    But Solazyme is hardly the only success story. Despite the groundless claim that half of green energy businesses that received government funding failed, the military and the Department of Energy’s funding programs are responsible for a nationwide boom in green tech. In 2011, the U.S. was the world’s largest investor in green tech, and that type of investment has produced results: from 2008 to 2012, power production from solar has grown by 285 percent, wind by 172 percent, and geothermal by 14 percent.

    That growth is gaining pace as we speak. Comparing the first ninth months of 2011 to the first nine months of 2012, electricity production from coal declined by 16.9 percent. During the same period, solar production increased by 131 percent. That number will leap again once the Ivanpah solar farm in California goes online. It’s set to be the world’s largest solar farm, and it wouldn’t exist without government loans. Solyndra was a big failure (its bankruptcy was just approved by the way), but the critics failed to notice one thing: that the government’s green loans have otherwise had a success rate higher than the private market.

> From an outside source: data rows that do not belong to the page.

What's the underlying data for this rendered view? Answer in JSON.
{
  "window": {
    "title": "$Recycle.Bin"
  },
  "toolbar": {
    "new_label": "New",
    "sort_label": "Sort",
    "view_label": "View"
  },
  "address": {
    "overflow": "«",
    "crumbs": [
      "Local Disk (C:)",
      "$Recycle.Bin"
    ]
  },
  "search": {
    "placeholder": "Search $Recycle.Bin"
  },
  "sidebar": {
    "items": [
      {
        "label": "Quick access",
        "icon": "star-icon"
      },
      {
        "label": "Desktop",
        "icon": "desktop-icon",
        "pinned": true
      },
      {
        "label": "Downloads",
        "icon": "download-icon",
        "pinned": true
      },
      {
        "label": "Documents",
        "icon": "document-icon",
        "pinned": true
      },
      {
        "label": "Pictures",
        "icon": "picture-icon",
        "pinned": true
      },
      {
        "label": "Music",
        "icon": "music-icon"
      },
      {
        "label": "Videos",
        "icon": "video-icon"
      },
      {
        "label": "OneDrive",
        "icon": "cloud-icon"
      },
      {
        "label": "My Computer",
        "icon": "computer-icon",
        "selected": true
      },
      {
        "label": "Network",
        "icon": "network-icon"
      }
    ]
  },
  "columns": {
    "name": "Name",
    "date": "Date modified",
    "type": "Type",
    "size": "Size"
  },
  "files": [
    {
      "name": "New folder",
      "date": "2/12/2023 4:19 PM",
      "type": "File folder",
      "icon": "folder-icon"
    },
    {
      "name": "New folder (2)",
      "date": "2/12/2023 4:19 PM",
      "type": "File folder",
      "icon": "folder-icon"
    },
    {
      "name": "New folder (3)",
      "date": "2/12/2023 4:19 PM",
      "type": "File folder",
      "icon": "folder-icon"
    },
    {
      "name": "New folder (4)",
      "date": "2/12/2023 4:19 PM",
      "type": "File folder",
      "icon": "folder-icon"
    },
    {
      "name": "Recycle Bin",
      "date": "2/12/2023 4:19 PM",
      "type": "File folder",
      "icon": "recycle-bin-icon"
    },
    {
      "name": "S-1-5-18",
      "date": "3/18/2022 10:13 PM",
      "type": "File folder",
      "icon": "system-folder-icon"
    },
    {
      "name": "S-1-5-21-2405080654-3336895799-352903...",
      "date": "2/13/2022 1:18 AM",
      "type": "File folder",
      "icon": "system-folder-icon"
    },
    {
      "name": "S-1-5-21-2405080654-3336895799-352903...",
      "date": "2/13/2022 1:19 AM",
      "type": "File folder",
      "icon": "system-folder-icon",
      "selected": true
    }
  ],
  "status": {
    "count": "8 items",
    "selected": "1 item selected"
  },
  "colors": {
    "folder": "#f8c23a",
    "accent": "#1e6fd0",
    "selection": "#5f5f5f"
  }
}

    Climate change is an issue that’s not going to go away, no matter how badly people want to stick their heads in the sand, no matter how long governments and companies choose to kick the ball down the road. The CIA just shuttered its climate change office, but a report it recently commissioned repeats the warnings it’s been giving for years: that climate change poses a threat to US national security, and “will produce consequences that exceed the capacity of the affected societies or global system to manage and that have global security implications serious enough to compel international response.” A recently released World Bank report states unequivocally that a global temperature rise of four degrees Celsius would result an economic apocalypse. At the pace we’re at, that’s a realistic amount of warming.

    And yet we still hear about the failures of Solyndra, the failed solar panel manufacturer that took a large loan from the government, still hear the same confused soundbites about green tech companies going under. The implication being that major fossil fuel and energy producers could fail too, if only they weren’t what people want. But the energy market isn’t Hostess, and while polls like one from Texas A&M last week show that a majority of Americans support renewable energy, they can’t so easily make the choices that would change the energy market like they can in the snacks aisle.

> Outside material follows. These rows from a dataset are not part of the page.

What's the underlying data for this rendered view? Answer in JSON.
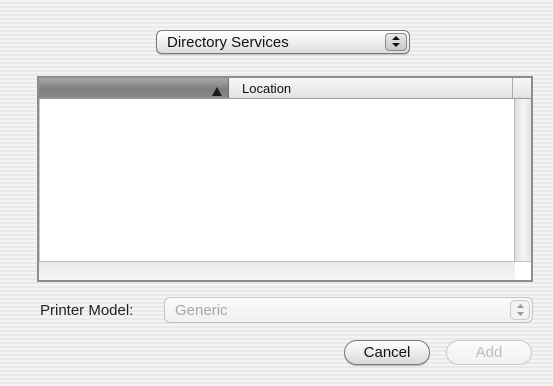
{
  "source_popup": {
    "selected": "Directory Services"
  },
  "printer_list": {
    "columns": [
      {
        "label": "",
        "sorted": true,
        "sort_direction": "ascending"
      },
      {
        "label": "Location"
      }
    ],
    "rows": []
  },
  "printer_model": {
    "label": "Printer Model:",
    "selected": "Generic",
    "enabled": false
  },
  "buttons": {
    "cancel": "Cancel",
    "add": "Add",
    "add_enabled": false
  }
}
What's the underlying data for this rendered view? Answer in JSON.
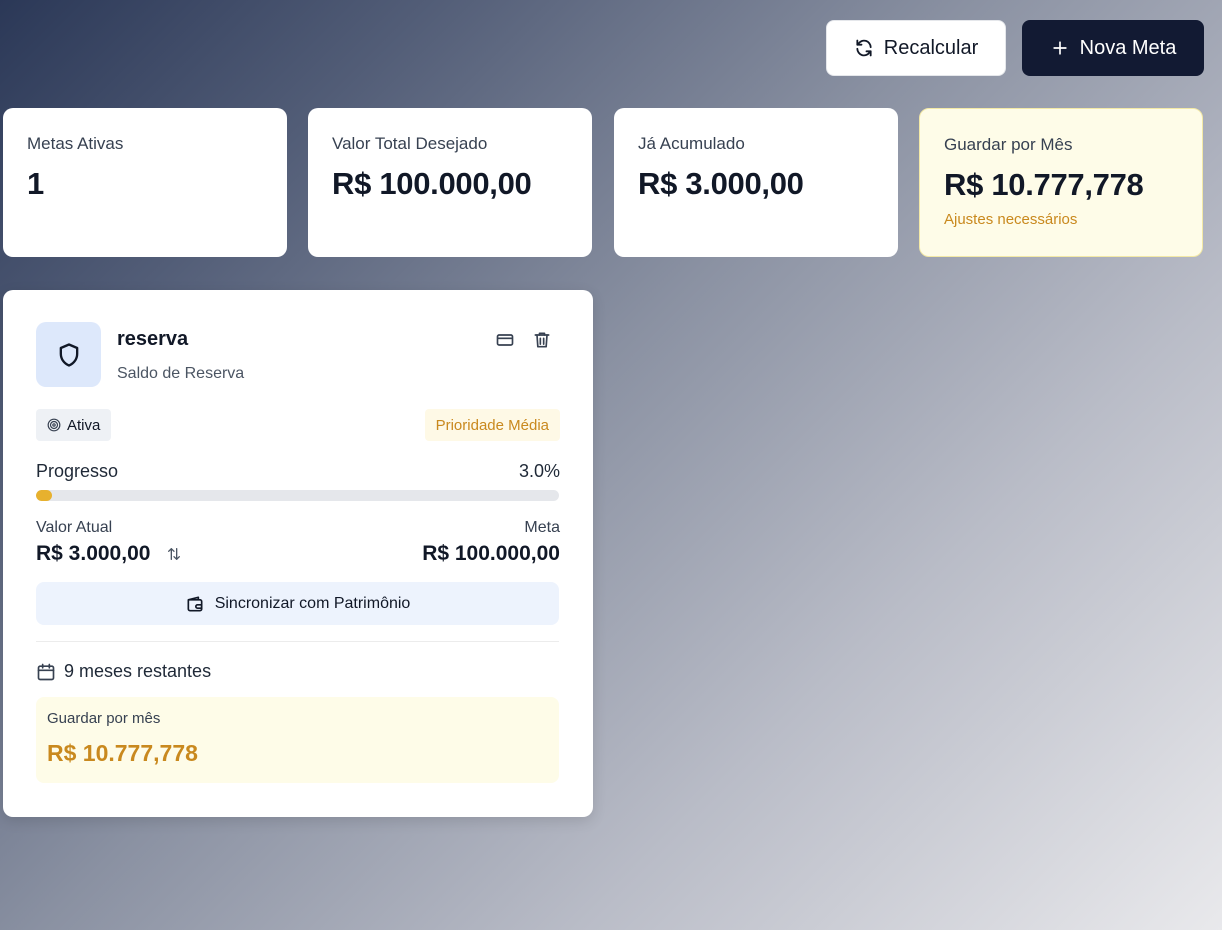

    I’d never support the government funding research into industrial bread production, because the market already works freely on its own. But that argument absolutely does not work with regards to energy, as much as conservatives and fossil fuel proponents try to make it work. The fact that Hostess managed to hang on as a zombie through nearly a decade of bankruptcy, despite flagging sales and disappearing interest, only bolsters the point that we need to invest in green tech. Because, as we’ve seen over the last century, it takes an extremely long time to bring any change to the energy industry. And right now, time is something we don’t have.

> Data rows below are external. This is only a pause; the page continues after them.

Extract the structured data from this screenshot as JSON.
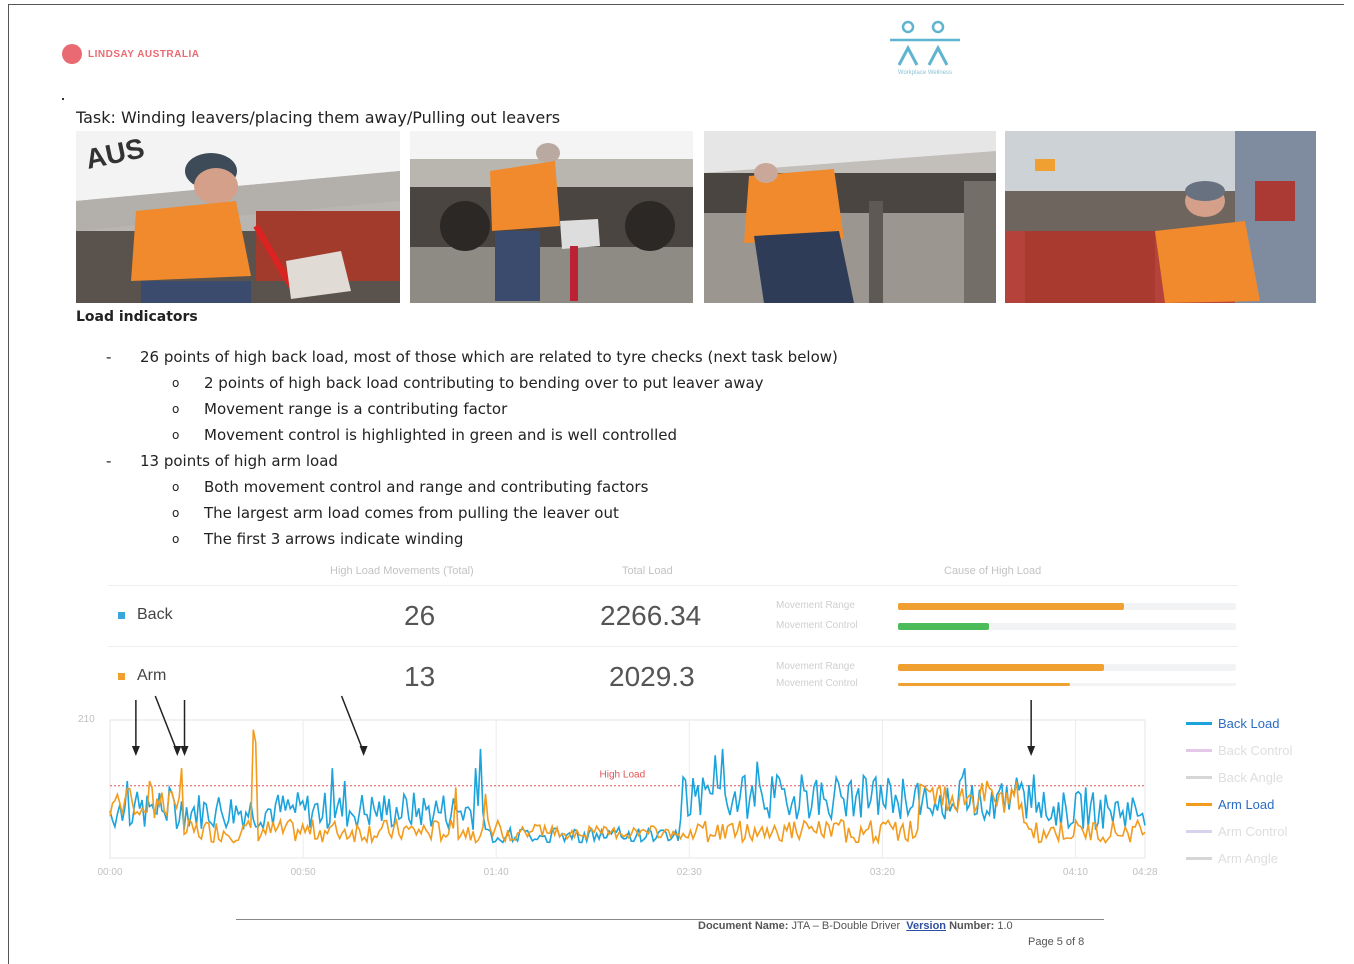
{
  "header": {
    "left_logo_text": "LINDSAY AUSTRALIA",
    "right_logo_text": "Workplace Wellness"
  },
  "task_title": "Task: Winding leavers/placing them away/Pulling out leavers",
  "section_title": "Load indicators",
  "bullets": [
    {
      "mark": "-",
      "text": "26 points of high back load, most of those which are related to tyre checks (next task below)"
    },
    {
      "mark": "o",
      "text": "2 points of high back load contributing to bending over to put leaver away"
    },
    {
      "mark": "o",
      "text": "Movement range is a contributing factor"
    },
    {
      "mark": "o",
      "text": "Movement control is highlighted in green and is well controlled"
    },
    {
      "mark": "-",
      "text": "13 points of high arm load"
    },
    {
      "mark": "o",
      "text": "Both movement control and range and contributing factors"
    },
    {
      "mark": "o",
      "text": "The largest arm load comes from pulling the leaver out"
    },
    {
      "mark": "o",
      "text": "The first 3 arrows indicate winding"
    }
  ],
  "summary_table": {
    "headers": [
      "High Load Movements (Total)",
      "Total Load",
      "Cause of High Load"
    ],
    "rows": [
      {
        "label": "Back",
        "color": "#3aa6dd",
        "movements": "26",
        "total": "2266.34",
        "causes": [
          {
            "label": "Movement Range",
            "fraction": 0.67,
            "color": "#f0a030"
          },
          {
            "label": "Movement Control",
            "fraction": 0.27,
            "color": "#4cbb5a"
          }
        ]
      },
      {
        "label": "Arm",
        "color": "#f0a030",
        "movements": "13",
        "total": "2029.3",
        "causes": [
          {
            "label": "Movement Range",
            "fraction": 0.61,
            "color": "#f0a030"
          },
          {
            "label": "Movement Control",
            "fraction": 0.51,
            "color": "#f0a030"
          }
        ]
      }
    ]
  },
  "chart_data": {
    "type": "line",
    "y_axis_label": "210",
    "threshold_label": "High Load",
    "x_ticks": [
      "00:00",
      "00:50",
      "01:40",
      "02:30",
      "03:20",
      "04:10",
      "04:28"
    ],
    "legend": [
      {
        "name": "Back Load",
        "color": "#1aa3dc",
        "dim": false
      },
      {
        "name": "Back Control",
        "color": "#e4c8e8",
        "dim": true
      },
      {
        "name": "Back Angle",
        "color": "#d6d6d6",
        "dim": true
      },
      {
        "name": "Arm Load",
        "color": "#f29b1d",
        "dim": false
      },
      {
        "name": "Arm Control",
        "color": "#d8d3ec",
        "dim": true
      },
      {
        "name": "Arm Angle",
        "color": "#d6d6d6",
        "dim": true
      }
    ],
    "ymax": 210,
    "threshold": 110,
    "arrows_at_fraction": [
      0.025,
      0.065,
      0.072,
      0.245,
      0.89
    ]
  },
  "footer": {
    "doc_name_label": "Document Name:",
    "doc_name": "JTA – B-Double Driver",
    "version_label": "Version",
    "number_label": "Number:",
    "number": "1.0",
    "page": "Page 5 of 8"
  }
}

    Follow Derek Mead on Twitter: @derektmead.

    Top image: Getty Images / Tim Boyle